» **INPUT**
____________________

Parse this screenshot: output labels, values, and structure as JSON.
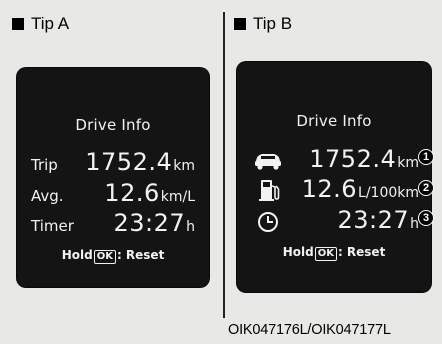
{
  "tip_a": {
    "label": "Tip A",
    "screen": {
      "title": "Drive Info",
      "rows": [
        {
          "label": "Trip",
          "value": "1752.4",
          "unit": "km"
        },
        {
          "label": "Avg.",
          "value": "12.6",
          "unit": "km/L"
        },
        {
          "label": "Timer",
          "value": "23:27",
          "unit": "h"
        }
      ],
      "hold_prefix": "Hold",
      "hold_button": "OK",
      "hold_suffix": ": Reset"
    }
  },
  "tip_b": {
    "label": "Tip B",
    "screen": {
      "title": "Drive Info",
      "rows": [
        {
          "icon": "car-icon",
          "value": "1752.4",
          "unit": "km",
          "marker": "1"
        },
        {
          "icon": "fuel-pump-icon",
          "value": "12.6",
          "unit": "L/100km",
          "marker": "2"
        },
        {
          "icon": "clock-icon",
          "value": "23:27",
          "unit": "h",
          "marker": "3"
        }
      ],
      "hold_prefix": "Hold",
      "hold_button": "OK",
      "hold_suffix": ": Reset"
    }
  },
  "caption": "OIK047176L/OIK047177L",
  "colors": {
    "background": "#e8e8e6",
    "screen": "#141414",
    "screen_text": "#f2f2f2"
  }
}
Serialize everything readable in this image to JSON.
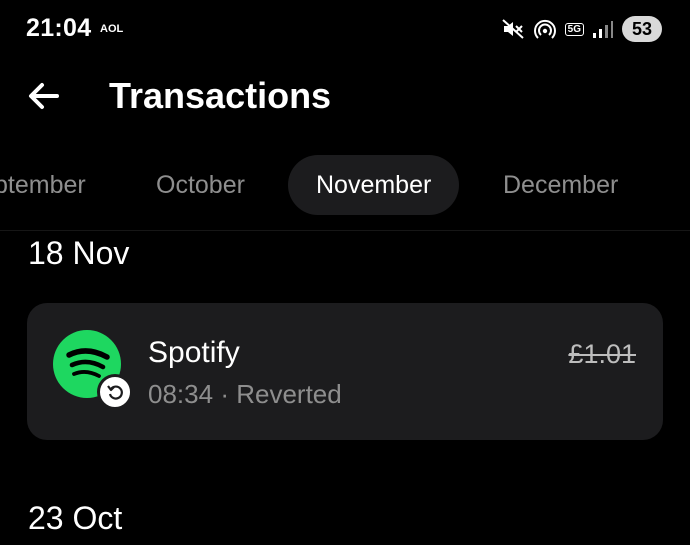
{
  "status_bar": {
    "time": "21:04",
    "carrier": "AOL",
    "network": "5G",
    "battery": "53",
    "icons": [
      "mute-icon",
      "hotspot-icon",
      "network-5g-icon",
      "signal-icon",
      "battery-icon"
    ]
  },
  "header": {
    "back_icon": "arrow-left-icon",
    "title": "Transactions"
  },
  "months": {
    "tabs": [
      {
        "label": "ptember",
        "selected": false
      },
      {
        "label": "October",
        "selected": false
      },
      {
        "label": "November",
        "selected": true
      },
      {
        "label": "December",
        "selected": false
      }
    ]
  },
  "groups": [
    {
      "date": "18 Nov",
      "transactions": [
        {
          "merchant": "Spotify",
          "time": "08:34",
          "separator": "·",
          "status": "Reverted",
          "amount": "£1.01",
          "icon": "spotify-logo-icon",
          "badge_icon": "revert-icon"
        }
      ]
    },
    {
      "date": "23 Oct",
      "transactions": []
    }
  ],
  "colors": {
    "background": "#000000",
    "card": "#1c1c1e",
    "selected_tab": "#1c1c1e",
    "muted_text": "#8e8e8e",
    "spotify_green": "#1ed760"
  }
}
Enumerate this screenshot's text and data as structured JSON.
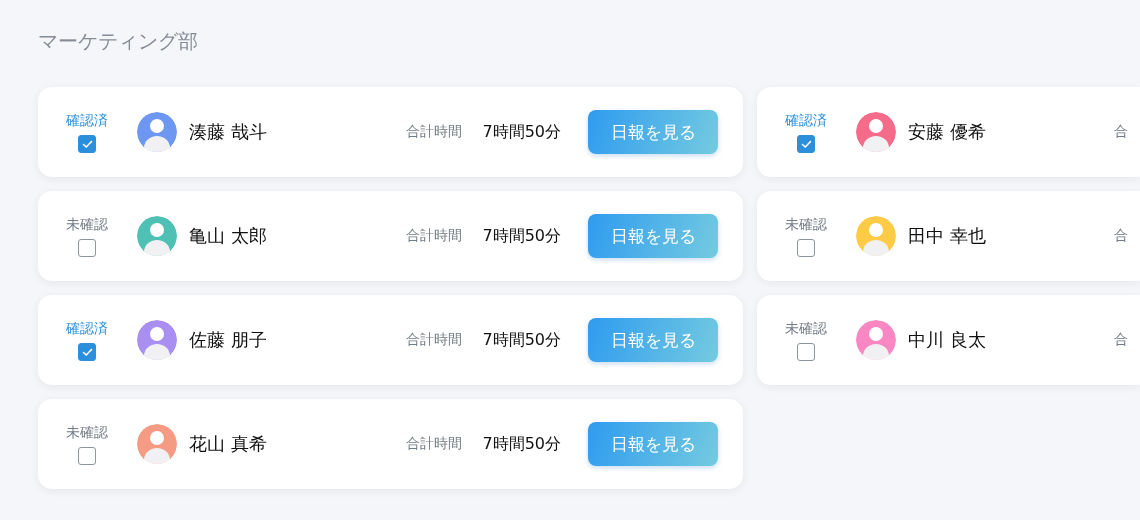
{
  "department": {
    "title": "マーケティング部"
  },
  "columns": [
    {
      "cards": [
        {
          "status_label": "確認済",
          "checked": true,
          "color": "#6e97f2",
          "name": "湊藤 哉斗",
          "total_label": "合計時間",
          "total_time": "7時間50分",
          "button": "日報を見る"
        },
        {
          "status_label": "未確認",
          "checked": false,
          "color": "#4fc1b4",
          "name": "亀山 太郎",
          "total_label": "合計時間",
          "total_time": "7時間50分",
          "button": "日報を見る"
        },
        {
          "status_label": "確認済",
          "checked": true,
          "color": "#a98ff2",
          "name": "佐藤 朋子",
          "total_label": "合計時間",
          "total_time": "7時間50分",
          "button": "日報を見る"
        },
        {
          "status_label": "未確認",
          "checked": false,
          "color": "#f59a83",
          "name": "花山 真希",
          "total_label": "合計時間",
          "total_time": "7時間50分",
          "button": "日報を見る"
        }
      ]
    },
    {
      "cards": [
        {
          "status_label": "確認済",
          "checked": true,
          "color": "#f56b8a",
          "name": "安藤 優希",
          "total_label": "合"
        },
        {
          "status_label": "未確認",
          "checked": false,
          "color": "#fdcb45",
          "name": "田中 幸也",
          "total_label": "合"
        },
        {
          "status_label": "未確認",
          "checked": false,
          "color": "#f887c4",
          "name": "中川 良太",
          "total_label": "合"
        }
      ]
    }
  ]
}
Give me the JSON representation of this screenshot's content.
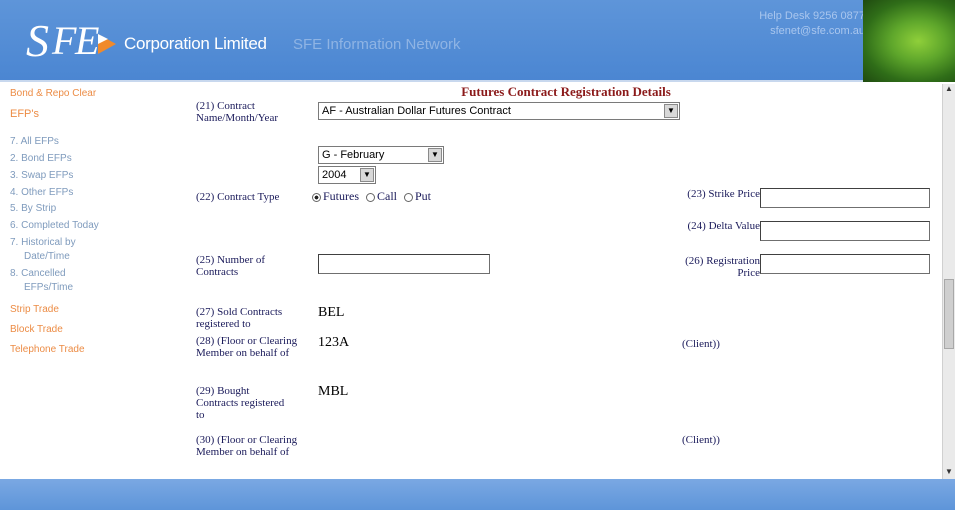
{
  "header": {
    "corp_title": "Corporation Limited",
    "network_title": "SFE Information Network",
    "help_desk_line1": "Help Desk 9256 0877",
    "help_desk_line2": "sfenet@sfe.com.au"
  },
  "sidebar": {
    "items": [
      "Bond & Repo Clear",
      "EFP's",
      "7. All EFPs",
      "2. Bond EFPs",
      "3. Swap EFPs",
      "4. Other EFPs",
      "5. By Strip",
      "6. Completed Today",
      "7. Historical by",
      "Date/Time",
      "8. Cancelled",
      "EFPs/Time",
      "Strip Trade",
      "Block Trade",
      "Telephone Trade"
    ]
  },
  "form": {
    "title": "Futures Contract Registration Details",
    "contract_label": "(21) Contract Name/Month/Year",
    "contract_value": "AF - Australian Dollar Futures Contract",
    "month_value": "G - February",
    "year_value": "2004",
    "contract_type_label": "(22) Contract Type",
    "contract_type_options": [
      "Futures",
      "Call",
      "Put"
    ],
    "contract_type_selected": "Futures",
    "strike_label": "(23) Strike Price",
    "delta_label": "(24) Delta Value",
    "number_label": "(25) Number of Contracts",
    "reg_price_label": "(26) Registration Price",
    "sold_label": "(27) Sold Contracts registered to",
    "sold_value": "BEL",
    "floor1_label": "(28) (Floor or Clearing Member on behalf of",
    "floor1_value": "123A",
    "client1_label": "(Client))",
    "bought_label": "(29) Bought Contracts registered to",
    "bought_value": "MBL",
    "floor2_label": "(30) (Floor or Clearing Member on behalf of",
    "client2_label": "(Client))"
  },
  "colors": {
    "header_blue": "#4b86d2",
    "nav_orange": "#ec8c45",
    "title_red": "#8b1a1a"
  }
}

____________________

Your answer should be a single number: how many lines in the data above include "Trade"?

» **SOLUTION**
3